Rochester to partner with RIT on study of gang-related shootings
The city of Rochester and the Rochester Institute of Technology are set to partner on a study of gang-related violence in the city.
The Department of Justice awarded a $100,000 grant to RIT to compile all data related to shootings in Rochester between 2010 and 2022. It’ll allow for a student researcher to sift through shooting narratives in police reports and identify trends in victims, perpetrators, and events surrounding the shootings. That data will be compiled into a single database, which expands on information in the city’s current database of shootings.
Additionally, RIT will steer $25,000 from the grant to the Rochester Police Department to fund overtime costs pertaining to efforts by officers to intervene in retaliatory violence driven by gang-related disputes.
Mayor Malik Evans has introduced legislation to City Council asking for its approval of the partnership. City Council will vote on the measure on Tuesday, May 23.
Barbara Pierce, a spokesperson for the city of Rochester, said the project is a step in creating evidence-based solutions for responding to “group violent disputes.”
“This is part of continued progress we’ve been making in the past year-and-a-half of data-driven solutions to violence,” Pierce said.
While the city and police department are often reluctant to identify gangs as a key contributor to violence, the legislation itself says specifically that the research is meant to “reduce gang-related violent disputes.”
Pierce said the primary goal of the project is to identify patterns of violence based on past shootings, and help the department create preparation and response plans for future occurrences of violent disputes between groups.
So far this year, 64 people have been shot in the city, nine of them fatally. The city set a record for shootings in 2021, when 419 people were shot, and 57 died. Most victims were Black, at 87.4 percent, and male, at 82.6 percent.

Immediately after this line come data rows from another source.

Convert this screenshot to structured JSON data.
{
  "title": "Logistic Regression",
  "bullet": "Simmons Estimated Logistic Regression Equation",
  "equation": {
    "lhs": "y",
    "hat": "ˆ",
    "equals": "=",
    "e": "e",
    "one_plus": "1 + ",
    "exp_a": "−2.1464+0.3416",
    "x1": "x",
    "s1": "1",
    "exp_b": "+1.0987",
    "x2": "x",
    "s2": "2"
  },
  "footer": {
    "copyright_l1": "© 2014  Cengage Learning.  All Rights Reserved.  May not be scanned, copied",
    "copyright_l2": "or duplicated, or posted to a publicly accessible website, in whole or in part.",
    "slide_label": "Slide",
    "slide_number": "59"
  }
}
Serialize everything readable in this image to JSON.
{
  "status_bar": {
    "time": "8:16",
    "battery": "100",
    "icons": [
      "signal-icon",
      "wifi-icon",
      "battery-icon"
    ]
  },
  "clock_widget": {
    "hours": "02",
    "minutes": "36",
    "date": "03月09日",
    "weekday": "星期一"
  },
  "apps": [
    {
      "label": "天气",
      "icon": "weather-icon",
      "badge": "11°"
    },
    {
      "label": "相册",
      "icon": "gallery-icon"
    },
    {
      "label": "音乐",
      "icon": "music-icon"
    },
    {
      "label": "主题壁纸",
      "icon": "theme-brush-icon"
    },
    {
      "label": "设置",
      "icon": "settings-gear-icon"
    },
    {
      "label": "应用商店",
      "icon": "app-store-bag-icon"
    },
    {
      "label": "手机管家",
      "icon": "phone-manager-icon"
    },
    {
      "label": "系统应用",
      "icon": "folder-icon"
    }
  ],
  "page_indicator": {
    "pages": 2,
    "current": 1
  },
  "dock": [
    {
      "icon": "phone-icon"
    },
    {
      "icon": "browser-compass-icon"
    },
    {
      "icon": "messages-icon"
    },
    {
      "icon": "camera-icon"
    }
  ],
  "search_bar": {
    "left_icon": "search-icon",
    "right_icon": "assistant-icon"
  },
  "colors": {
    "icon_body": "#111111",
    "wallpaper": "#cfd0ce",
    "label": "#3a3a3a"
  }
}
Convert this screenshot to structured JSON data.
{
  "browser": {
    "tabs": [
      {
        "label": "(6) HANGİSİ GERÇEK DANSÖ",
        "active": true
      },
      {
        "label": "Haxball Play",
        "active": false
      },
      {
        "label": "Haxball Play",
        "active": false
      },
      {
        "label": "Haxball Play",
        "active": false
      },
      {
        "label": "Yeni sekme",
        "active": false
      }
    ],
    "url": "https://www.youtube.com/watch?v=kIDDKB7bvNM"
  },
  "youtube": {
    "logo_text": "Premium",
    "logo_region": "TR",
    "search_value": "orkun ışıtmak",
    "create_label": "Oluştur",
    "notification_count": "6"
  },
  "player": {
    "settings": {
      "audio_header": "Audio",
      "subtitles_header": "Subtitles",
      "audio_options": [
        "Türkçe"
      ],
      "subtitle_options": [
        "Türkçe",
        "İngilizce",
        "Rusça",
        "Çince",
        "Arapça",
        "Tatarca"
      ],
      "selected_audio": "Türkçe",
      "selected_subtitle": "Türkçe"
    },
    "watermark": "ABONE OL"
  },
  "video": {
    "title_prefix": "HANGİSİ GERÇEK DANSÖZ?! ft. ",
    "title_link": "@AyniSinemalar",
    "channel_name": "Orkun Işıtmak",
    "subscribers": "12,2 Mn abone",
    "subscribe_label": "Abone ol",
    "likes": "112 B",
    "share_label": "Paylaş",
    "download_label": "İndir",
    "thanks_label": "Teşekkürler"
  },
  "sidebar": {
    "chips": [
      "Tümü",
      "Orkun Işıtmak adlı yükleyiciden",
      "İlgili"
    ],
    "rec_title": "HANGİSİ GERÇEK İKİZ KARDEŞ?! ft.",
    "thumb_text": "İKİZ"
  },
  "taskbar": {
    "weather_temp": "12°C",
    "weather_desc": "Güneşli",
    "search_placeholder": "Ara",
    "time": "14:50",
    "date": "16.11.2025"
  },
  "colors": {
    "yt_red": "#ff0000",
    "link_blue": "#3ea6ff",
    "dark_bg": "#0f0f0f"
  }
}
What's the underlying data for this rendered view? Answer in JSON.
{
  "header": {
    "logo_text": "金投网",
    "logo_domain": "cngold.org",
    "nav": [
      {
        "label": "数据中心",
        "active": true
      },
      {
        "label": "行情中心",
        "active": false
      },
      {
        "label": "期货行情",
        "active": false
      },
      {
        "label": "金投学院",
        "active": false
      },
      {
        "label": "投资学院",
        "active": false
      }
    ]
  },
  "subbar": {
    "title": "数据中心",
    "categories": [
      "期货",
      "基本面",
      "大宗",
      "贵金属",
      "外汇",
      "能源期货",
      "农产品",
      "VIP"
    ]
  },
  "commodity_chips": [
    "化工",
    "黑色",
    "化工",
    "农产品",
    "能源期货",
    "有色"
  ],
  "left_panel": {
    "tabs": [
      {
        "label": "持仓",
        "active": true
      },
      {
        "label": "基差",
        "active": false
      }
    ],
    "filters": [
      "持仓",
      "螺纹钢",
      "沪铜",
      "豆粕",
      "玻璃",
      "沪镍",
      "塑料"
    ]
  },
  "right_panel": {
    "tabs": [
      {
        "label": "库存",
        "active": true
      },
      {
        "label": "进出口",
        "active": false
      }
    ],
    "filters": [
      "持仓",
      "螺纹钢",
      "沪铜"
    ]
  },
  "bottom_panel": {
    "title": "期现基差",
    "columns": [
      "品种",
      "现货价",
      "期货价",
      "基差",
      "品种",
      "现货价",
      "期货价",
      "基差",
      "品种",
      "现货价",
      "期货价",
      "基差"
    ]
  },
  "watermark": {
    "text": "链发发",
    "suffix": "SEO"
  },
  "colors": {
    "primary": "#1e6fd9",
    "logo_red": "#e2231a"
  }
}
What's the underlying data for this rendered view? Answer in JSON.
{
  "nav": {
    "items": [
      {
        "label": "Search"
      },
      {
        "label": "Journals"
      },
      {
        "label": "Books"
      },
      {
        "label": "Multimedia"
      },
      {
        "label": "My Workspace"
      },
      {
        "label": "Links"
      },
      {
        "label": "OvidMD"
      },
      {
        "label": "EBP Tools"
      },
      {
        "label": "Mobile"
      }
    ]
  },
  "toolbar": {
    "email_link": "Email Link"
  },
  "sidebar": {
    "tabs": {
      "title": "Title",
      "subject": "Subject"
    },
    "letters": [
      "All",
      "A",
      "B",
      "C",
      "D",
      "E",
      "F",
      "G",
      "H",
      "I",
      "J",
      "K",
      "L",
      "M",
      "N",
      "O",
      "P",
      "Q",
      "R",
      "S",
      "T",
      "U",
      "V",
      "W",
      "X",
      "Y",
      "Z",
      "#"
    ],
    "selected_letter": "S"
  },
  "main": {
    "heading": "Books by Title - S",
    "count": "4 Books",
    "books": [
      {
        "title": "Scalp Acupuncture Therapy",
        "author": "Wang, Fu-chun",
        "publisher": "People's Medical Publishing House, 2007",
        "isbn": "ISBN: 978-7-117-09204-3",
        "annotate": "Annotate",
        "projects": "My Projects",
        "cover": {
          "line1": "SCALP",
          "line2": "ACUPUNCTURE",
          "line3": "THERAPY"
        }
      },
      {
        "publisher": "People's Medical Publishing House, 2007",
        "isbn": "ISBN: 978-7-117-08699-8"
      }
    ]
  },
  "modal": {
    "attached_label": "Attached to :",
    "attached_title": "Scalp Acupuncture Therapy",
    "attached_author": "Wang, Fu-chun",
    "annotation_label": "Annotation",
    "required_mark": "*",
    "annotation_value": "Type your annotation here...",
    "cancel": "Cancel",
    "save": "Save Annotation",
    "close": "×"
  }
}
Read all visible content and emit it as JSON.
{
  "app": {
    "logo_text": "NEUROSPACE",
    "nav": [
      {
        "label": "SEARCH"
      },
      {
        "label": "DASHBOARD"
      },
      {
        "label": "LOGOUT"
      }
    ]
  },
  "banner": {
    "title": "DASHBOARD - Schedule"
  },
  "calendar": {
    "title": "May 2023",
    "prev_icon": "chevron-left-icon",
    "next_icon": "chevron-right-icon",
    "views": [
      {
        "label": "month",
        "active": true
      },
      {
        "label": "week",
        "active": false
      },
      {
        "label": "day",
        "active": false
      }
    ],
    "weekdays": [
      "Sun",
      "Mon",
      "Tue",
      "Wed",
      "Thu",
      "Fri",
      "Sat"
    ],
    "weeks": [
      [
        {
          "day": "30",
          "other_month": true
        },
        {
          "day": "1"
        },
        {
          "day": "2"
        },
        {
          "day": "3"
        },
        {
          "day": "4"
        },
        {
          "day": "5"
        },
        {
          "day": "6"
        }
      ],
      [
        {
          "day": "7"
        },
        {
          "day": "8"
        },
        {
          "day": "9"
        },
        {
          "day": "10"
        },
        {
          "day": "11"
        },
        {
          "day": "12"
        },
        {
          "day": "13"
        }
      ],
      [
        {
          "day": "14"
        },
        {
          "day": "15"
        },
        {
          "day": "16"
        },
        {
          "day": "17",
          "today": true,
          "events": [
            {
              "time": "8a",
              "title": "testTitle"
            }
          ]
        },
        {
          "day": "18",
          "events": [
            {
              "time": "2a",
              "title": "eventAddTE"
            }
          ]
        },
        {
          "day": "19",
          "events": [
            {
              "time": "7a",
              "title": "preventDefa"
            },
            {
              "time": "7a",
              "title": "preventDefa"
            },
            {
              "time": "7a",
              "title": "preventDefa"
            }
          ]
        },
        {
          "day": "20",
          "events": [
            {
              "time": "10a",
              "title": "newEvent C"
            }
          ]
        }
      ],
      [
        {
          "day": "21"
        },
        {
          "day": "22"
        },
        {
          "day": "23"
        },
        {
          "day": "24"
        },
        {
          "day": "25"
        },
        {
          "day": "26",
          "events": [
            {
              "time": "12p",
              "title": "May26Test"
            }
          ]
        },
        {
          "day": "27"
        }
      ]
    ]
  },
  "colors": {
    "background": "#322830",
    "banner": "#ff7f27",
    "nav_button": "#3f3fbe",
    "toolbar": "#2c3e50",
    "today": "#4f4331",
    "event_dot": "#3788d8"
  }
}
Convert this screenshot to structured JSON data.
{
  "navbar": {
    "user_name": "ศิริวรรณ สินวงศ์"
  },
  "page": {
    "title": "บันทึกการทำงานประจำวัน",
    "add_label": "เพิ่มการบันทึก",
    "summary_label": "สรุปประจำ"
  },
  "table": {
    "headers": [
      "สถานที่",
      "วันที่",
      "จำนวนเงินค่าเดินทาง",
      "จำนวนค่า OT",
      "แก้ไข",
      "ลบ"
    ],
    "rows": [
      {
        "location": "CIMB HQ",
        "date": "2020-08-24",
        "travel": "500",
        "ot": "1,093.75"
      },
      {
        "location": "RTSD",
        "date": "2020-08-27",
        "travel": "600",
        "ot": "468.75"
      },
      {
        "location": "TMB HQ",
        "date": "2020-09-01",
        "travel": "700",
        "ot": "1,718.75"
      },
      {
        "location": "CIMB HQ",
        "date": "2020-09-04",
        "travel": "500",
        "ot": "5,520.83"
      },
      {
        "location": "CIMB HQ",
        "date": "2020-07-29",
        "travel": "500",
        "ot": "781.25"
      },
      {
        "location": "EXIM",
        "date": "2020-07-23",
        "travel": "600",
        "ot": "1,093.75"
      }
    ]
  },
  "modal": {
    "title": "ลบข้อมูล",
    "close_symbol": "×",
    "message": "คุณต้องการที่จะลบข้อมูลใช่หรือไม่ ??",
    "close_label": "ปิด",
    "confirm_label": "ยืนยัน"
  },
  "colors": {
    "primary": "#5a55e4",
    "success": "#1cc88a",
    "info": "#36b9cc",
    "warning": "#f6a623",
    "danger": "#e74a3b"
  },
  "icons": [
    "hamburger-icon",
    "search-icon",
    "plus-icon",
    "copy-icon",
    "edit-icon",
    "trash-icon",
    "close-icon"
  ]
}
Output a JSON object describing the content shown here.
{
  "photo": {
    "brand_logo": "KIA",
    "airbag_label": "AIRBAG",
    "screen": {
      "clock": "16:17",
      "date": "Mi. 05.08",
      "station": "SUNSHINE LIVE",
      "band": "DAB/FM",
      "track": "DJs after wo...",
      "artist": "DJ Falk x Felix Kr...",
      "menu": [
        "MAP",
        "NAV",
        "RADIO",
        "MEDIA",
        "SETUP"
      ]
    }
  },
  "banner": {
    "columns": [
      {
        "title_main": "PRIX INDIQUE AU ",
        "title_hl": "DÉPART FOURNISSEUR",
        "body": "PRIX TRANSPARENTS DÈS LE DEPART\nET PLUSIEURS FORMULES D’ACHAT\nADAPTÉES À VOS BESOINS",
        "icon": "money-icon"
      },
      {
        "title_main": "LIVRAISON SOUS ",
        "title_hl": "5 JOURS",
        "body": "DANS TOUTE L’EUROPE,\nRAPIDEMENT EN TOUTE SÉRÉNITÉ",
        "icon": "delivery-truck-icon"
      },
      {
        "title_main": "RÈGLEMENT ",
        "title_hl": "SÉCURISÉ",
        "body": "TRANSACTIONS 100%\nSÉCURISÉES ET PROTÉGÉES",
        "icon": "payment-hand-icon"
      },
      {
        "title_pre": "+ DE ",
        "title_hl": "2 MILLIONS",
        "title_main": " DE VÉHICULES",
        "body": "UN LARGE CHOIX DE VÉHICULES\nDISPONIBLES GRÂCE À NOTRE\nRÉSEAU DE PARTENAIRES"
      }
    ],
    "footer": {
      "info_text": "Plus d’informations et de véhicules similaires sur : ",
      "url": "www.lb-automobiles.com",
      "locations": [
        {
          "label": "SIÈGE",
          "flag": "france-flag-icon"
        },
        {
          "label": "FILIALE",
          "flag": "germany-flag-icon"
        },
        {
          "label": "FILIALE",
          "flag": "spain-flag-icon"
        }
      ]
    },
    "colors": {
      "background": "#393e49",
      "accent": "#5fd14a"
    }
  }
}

If approved the partnership between the city and RIT will last through September 2025.